paul
April 26th, 2010, 05:18 PM
If you remove the middle rubber foot under the transformer, place the computer normally on the table and then press down on the top of the transformer you may just as easily straighten it out. The casing design should have another screw from the side panel to the chassis floor near the middle.

Crawford
April 28th, 2010, 06:33 AM
Paul,

The IMSAI chassis is 0.075" (13 gauge) aluminum, and formed into a boxed shape. This is serious metal (with an equally serous warp in it). I have multiple bar clamps on it, I would guess at least a couple of hundred pounds of pressure on it. Unfortunately, there is no center screw (at least on my IMSAI), only two on the sides, each 1/4 of the way from the front or back. All that just to say that just leaning on it wouldn't work. I have another heavy transformer (about 20 lbs) that I balanced on top of the installed transformer, and there was no deflection downwards.. that's why I tried the clamps.

Dwight Elvey
April 28th, 2010, 04:57 PM
Paul,

The IMSAI chassis is 0.075" (13 gauge) aluminum, and formed into a boxed shape. This is serious metal (with an equally serous warp in it). I have multiple bar clamps on it, I would guess at least a couple of hundred pounds of pressure on it. Unfortunately, there is no center screw (at least on my IMSAI), only two on the sides, each 1/4 of the way from the front or back.
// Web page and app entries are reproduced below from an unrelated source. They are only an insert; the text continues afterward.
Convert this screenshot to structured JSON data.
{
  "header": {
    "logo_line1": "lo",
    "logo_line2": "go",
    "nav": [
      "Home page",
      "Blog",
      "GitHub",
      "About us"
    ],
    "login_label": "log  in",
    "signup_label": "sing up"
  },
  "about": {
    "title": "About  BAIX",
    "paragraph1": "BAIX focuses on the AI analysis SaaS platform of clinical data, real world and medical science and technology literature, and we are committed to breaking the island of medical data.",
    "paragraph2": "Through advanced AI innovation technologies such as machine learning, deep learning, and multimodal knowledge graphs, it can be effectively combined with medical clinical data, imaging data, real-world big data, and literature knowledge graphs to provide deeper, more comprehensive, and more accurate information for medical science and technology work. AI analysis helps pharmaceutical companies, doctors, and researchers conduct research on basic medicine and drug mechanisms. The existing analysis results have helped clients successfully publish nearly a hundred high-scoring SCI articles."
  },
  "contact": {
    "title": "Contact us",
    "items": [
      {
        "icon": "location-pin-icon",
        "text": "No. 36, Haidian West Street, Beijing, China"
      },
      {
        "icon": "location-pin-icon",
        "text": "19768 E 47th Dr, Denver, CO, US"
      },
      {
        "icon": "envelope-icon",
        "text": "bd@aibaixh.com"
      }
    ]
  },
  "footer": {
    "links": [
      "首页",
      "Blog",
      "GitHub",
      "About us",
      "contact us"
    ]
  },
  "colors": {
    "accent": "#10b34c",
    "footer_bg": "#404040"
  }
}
All that just to say that just leaning on it wouldn't work. I have another heavy transformer (about 20 lbs) that I balanced on top of the installed transformer, and there was no deflection downwards.. that's why I tried the clamps.

That pretty much sinces it. It is surely caused by heat difference.
Dwight

Chuck(G)
April 28th, 2010, 06:10 PM
Agreed, Dwight. This is where I'd probably go at the aluminum with a rawhide hammer and a dolly. I think if you want to keep it from happening again, I would recommend that you cut and bore a piece of fairly heavy sheet steel to sandwhich between the PS PCB and transformer and the bottom of the case.

Crawford
April 30th, 2010, 06:01 AM
All,

Thanks for the inputs. For now I think I'll see if the clamp-straightening works - last check showed only a 2MM deflection. I thought of something similar to what Chuck suggested, but heat-treating the chassis in an oven whilst clamped to a plate, and perhaps quenching it. (Honey? what are you cooking? Ummm ... nothing dear!). I'll keep the truss idea in mind for if it recurs.

-Crawford

Dwight Elvey
April 30th, 2010, 07:49 AM
All,

Thanks for the inputs. For now I think I'll see if the clamp-straightening works - last check showed only a 2MM deflection. I thought of something similar to what Chuck suggested, but heat-treating the chassis in an oven whilst clamped to a plate, and perhaps quenching it. (Honey? what are you cooking? Ummm ... nothing dear!). I'll keep the truss idea in mind for if it recurs.

-Crawford

Hi
An alternative to bracing is the opposite. Drill a bunch of holes
under the transformer. This will give the metal a place to releave
the tension from the heat and also improve the cooling of the
transformer.
Another attack would be to place an insulating sheet under the
transformer. I don't like this one as it would decrease cooling
for the transformer.
Dwight

glitch
April 30th, 2010, 08:37 AM
What I've done with tube equipment is to drill out the transformer mounting holes, and place a rubber or plastic grommet in there. You then secure the transformer to the grommet with washers on either side. In my experience, this allows for enough movement of the chassis to prevent deflection. It also decouples the transformer (mechanically) from the chassis, which can reduce microphonic hum in tube stuff, since a transformer under load vibrates.

paul
April 30th, 2010, 02:23 PM
..heat-treating the chassis in an oven...Hmm, you might be very sorry if you did that. The chassis will be full of residual stresses from manufacture of the sheet metal, fabricating the bends, and aging - which might result in a warped mess if given the chance to re-distribute. Best to leave it as-is.

Chuck(G)
April 30th, 2010, 03:40 PM
Got a friend with an English wheel and a flat anvil (lower roller)? He'll make short work of smoothing your chassis out. Otherwise, a rawhide hammer and a dolly will do the trick, but be a bit more difficult to get exactly right. Someone who knows how to wield a planishing hammer can also do the job.

(disclaimer: I have an English wheel)